Sunday, February 19, 2017

Small Fruit Size

Many people are disappointed with the size of their home grown fruit.  “Why isn’t it as big as the fruit I see in the store?” First, with most commercial operations, fruit is run through a packing house where it is cleaned and sorted by quality and size.  Then the larger-sized fruit are sent to market where they get the best price.  

Second, most commercial farms put into practice a sophisticated fertilization program, including tissue analysis, which maximizes plant nutrient usage.  Homeowners, on the other hand, do not spend that much time or money to optimize their fertilization program and they don’t necessarily have to!

There are several specific conditions, however, that will contribute to poor fruit size:   
  •   Lack of irrigation – young fruit is particularly susceptible.
  •   Lack of sufficient heat units, i.e., a cool growing season
  •   Lack of nutrients including potassium
  •  Desiccating winds    
  • Viral diseases, nematodes, root-attacking fungi, and insect infestations.

Friday, February 3, 2017

Algae on Walkways

Living in the tropics, we are often plagued with unsightly and dangerous moss and algae growing on driveways and pathways around our homes. When the rain stops, the green growth will dry up but will regenerate again with the next rain. 

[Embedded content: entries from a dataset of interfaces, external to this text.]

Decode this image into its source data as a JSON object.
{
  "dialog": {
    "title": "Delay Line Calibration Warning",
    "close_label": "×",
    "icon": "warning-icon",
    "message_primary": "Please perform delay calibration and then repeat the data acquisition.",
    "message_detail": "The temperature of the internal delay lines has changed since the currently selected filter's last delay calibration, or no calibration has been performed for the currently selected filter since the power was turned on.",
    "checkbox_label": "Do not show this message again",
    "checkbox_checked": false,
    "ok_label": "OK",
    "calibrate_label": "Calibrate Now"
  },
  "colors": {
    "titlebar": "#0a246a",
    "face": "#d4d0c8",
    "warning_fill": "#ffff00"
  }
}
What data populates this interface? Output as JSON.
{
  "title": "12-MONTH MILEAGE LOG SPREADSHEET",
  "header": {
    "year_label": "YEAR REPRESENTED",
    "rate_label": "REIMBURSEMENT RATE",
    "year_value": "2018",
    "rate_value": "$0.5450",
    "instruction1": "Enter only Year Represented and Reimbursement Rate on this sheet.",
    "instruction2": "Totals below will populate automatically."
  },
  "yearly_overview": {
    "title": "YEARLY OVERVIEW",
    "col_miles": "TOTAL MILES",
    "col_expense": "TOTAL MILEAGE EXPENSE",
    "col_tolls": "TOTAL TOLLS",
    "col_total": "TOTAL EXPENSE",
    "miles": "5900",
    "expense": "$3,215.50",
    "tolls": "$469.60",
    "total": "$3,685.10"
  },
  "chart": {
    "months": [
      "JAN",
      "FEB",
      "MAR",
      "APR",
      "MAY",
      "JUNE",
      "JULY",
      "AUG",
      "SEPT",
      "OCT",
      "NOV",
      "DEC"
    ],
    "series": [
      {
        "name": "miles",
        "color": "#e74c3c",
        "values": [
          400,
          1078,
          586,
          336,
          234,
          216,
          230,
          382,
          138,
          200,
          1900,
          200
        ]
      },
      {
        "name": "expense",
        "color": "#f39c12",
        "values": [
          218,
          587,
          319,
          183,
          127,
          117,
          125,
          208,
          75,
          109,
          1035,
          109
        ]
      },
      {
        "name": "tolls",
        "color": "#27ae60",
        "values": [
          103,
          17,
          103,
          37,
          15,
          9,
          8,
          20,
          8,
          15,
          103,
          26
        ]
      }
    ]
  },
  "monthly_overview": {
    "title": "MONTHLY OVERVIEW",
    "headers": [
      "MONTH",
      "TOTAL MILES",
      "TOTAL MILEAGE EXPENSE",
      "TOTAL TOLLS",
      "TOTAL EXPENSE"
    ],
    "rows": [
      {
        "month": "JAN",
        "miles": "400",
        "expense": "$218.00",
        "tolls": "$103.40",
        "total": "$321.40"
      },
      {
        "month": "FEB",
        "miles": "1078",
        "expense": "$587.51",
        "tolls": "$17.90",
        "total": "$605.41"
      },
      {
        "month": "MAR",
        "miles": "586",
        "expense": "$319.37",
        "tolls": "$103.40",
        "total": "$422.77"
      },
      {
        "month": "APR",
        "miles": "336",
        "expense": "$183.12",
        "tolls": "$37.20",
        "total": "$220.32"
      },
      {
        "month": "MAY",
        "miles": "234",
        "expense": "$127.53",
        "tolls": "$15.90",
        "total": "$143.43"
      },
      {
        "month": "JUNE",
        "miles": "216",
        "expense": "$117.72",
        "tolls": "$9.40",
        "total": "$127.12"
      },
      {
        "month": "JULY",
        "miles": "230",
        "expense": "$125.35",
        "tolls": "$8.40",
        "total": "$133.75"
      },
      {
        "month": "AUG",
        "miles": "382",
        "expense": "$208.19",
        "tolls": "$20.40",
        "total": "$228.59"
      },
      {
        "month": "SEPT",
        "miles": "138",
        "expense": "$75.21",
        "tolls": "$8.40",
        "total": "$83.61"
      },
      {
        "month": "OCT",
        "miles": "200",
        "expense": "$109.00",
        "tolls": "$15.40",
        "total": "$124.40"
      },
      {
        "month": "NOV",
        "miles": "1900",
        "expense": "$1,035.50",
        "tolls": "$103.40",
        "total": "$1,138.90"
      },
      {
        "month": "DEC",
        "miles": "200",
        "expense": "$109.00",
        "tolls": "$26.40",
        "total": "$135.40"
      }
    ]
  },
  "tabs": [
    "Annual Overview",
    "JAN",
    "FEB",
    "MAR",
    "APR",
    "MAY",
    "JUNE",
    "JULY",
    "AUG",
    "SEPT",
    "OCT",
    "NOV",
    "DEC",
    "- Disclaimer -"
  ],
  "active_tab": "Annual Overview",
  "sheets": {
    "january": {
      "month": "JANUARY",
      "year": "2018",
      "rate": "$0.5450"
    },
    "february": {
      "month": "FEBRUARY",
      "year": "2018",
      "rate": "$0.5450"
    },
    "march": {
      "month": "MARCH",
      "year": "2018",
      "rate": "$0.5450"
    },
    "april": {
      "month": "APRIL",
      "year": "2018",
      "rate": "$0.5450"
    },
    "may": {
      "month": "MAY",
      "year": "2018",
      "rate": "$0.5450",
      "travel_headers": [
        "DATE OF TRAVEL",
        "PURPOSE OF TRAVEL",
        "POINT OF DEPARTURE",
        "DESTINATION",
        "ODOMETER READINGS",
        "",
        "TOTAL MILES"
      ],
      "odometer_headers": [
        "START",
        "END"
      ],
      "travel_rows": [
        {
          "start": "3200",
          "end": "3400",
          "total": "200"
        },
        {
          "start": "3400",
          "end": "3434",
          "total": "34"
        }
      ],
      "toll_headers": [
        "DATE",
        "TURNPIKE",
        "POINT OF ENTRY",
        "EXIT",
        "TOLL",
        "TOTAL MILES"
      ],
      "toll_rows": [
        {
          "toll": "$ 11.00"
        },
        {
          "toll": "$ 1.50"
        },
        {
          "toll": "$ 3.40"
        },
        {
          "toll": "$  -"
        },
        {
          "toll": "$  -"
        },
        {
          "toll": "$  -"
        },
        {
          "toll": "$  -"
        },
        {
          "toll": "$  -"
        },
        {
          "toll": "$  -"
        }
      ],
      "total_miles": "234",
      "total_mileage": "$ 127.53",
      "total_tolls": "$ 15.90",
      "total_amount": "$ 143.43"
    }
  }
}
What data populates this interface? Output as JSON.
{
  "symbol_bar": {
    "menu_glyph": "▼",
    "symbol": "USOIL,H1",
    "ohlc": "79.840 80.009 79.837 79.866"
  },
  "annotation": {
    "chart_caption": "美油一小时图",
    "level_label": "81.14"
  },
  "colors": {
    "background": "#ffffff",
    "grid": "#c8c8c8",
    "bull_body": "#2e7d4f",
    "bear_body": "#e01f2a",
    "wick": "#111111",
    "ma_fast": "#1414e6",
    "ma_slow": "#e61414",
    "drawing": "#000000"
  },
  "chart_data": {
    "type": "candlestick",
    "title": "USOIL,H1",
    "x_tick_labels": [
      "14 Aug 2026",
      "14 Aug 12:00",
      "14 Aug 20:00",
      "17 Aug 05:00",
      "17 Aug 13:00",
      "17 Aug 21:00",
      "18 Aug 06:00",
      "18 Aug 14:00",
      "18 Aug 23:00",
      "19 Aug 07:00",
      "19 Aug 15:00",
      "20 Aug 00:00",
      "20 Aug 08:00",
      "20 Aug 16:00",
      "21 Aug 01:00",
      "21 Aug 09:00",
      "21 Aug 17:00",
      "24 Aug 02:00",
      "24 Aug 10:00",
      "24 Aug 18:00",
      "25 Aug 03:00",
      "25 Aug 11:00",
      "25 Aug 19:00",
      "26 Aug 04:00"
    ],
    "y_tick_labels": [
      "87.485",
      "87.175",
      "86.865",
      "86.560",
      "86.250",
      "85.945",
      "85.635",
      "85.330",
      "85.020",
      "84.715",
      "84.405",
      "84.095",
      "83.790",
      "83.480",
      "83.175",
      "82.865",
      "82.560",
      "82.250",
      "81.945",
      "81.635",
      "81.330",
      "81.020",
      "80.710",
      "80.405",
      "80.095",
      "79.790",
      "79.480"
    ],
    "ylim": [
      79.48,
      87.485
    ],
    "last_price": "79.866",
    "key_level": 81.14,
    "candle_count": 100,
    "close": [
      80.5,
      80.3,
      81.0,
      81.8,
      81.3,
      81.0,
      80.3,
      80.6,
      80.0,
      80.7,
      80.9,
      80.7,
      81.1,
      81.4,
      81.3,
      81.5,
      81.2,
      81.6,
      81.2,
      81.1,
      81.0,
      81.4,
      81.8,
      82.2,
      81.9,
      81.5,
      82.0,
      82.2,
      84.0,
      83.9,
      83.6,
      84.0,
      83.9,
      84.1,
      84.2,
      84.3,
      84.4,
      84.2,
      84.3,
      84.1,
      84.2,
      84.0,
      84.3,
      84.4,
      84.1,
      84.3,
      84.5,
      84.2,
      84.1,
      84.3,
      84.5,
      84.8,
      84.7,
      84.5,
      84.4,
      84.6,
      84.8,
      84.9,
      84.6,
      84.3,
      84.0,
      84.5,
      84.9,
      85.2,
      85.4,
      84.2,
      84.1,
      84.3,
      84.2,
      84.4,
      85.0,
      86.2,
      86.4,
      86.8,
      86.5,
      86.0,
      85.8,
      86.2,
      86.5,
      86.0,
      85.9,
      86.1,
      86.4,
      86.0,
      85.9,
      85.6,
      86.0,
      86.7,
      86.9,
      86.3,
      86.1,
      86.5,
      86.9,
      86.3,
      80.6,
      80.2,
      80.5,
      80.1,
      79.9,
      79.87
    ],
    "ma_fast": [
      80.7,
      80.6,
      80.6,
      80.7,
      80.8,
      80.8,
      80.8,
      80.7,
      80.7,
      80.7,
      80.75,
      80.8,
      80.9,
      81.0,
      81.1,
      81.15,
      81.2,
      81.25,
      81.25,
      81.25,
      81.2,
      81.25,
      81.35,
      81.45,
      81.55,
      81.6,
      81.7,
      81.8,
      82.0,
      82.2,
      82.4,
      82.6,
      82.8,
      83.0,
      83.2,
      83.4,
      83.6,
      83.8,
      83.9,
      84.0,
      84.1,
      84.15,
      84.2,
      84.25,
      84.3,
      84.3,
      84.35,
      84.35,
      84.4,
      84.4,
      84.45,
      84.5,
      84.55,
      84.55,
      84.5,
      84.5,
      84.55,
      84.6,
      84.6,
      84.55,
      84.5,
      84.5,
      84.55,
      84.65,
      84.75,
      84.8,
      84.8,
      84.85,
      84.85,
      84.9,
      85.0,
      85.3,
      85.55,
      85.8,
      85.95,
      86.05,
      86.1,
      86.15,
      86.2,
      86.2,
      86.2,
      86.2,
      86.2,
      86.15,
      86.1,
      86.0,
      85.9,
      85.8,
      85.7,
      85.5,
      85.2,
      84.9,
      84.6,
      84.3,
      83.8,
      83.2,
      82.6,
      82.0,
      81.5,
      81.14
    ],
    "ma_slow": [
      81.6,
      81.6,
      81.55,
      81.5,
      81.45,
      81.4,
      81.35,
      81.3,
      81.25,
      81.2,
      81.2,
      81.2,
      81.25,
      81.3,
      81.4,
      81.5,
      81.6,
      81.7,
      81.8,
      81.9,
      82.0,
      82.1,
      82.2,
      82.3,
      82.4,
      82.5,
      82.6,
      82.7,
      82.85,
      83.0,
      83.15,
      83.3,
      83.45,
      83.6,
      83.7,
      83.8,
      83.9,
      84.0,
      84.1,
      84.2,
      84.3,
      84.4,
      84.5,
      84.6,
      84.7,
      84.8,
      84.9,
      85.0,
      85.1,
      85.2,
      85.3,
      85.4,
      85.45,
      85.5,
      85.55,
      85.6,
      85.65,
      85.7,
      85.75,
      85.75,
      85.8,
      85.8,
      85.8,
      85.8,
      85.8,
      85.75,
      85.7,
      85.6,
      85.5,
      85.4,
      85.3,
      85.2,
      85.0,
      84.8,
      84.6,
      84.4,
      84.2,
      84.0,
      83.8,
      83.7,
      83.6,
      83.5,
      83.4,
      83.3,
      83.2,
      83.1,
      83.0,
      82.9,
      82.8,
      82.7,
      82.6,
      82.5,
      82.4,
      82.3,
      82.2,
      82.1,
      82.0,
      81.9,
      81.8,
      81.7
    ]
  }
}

There are many different products on the market to help you clean up the driveway. Look at the active ingredients on the label; most products will contain bleach, copper, or soap. Be sure to follow the directions on the label. Most are sprayed on, left for a while and then washed off with a hose – sometimes with the help of a shovel-scrapper. Often times the buildup is so great that a power washer is needed. Bleach is often recommended at one cup per gallon of water. 

When using copper and bleach, there is always the potential for these products damaging desired plants either from the direct spray or from the solution saturating the soil. Take caution when spraying near desirable plants. The damage is lessened in high rainfall areas through the leeching action of the rain.

Another option is to use one cup of vinegar per gallon of water; bleach is sometimes added to fortify the solution.  I have not had any feedback on how well the soaps and vinegar work. 

Friday, January 13, 2017

Replanted Vegetables Dying

Why do vegetables continue to die no matter how many times I replant? There are soil borne plant diseases that can survive in the garden, either on plant debris or in the ground itself. Once infected, the soil can remain so year after year. Some of these diseases have a wide host range, while others attack either one particular species only or may attack members within a particular plant family. Planting the same crop year after year in the same location will allow for the pathogen to build up to high levels. 

One of the best control measures for the soil borne diseases is crop rotation. This will allow time for the plant debris to decay and the associated pathogens to die out. The time required for this to happen varies. Some diseases survive up to 10 years or more, but most recommendations suggest periods of one to four years before returning to the original crop.

Keep in mind that a fungus that attacks, for example, the roots of lettuce will usually not attack beans. If tomatoes are being grown one year, do not come back and plant tomatoes again, or potatoes, peppers and eggplant for that matter – they are all in the same family.  This is a good practice even if no diseases are detected.

Another important step in disease prevention is to take advantage of any resistant varieties that may be available. For vegetables, check with seed catalogs to see if they have varieties that are resistant to a specific disease. The same is true with fruit trees since certain varieties are more resistant to diseases.   

Note: resistant (or tolerant) does not mean immune. A resistant plant will be less affected by the disease and show fewer symptoms. A plant that is immune will not be affected by the disease. Unfortunately, some resistant varieties may lack certain desirable characteristics in the plant such as flavor or high production. If you can find resistant varieties, the battle against disease is half over.

Ask the Garden Guy, Science Based Answers to Garden Questions, is an excellent resource book for gardeners. Some popular topics include Slugs and Snails, Organic Pesticides, Why Vegetable Seeds Do Not Germinate, What’s So Hot about Manure? Mushrooms in the Lawn.  Purchase by clicking on the image of the book above.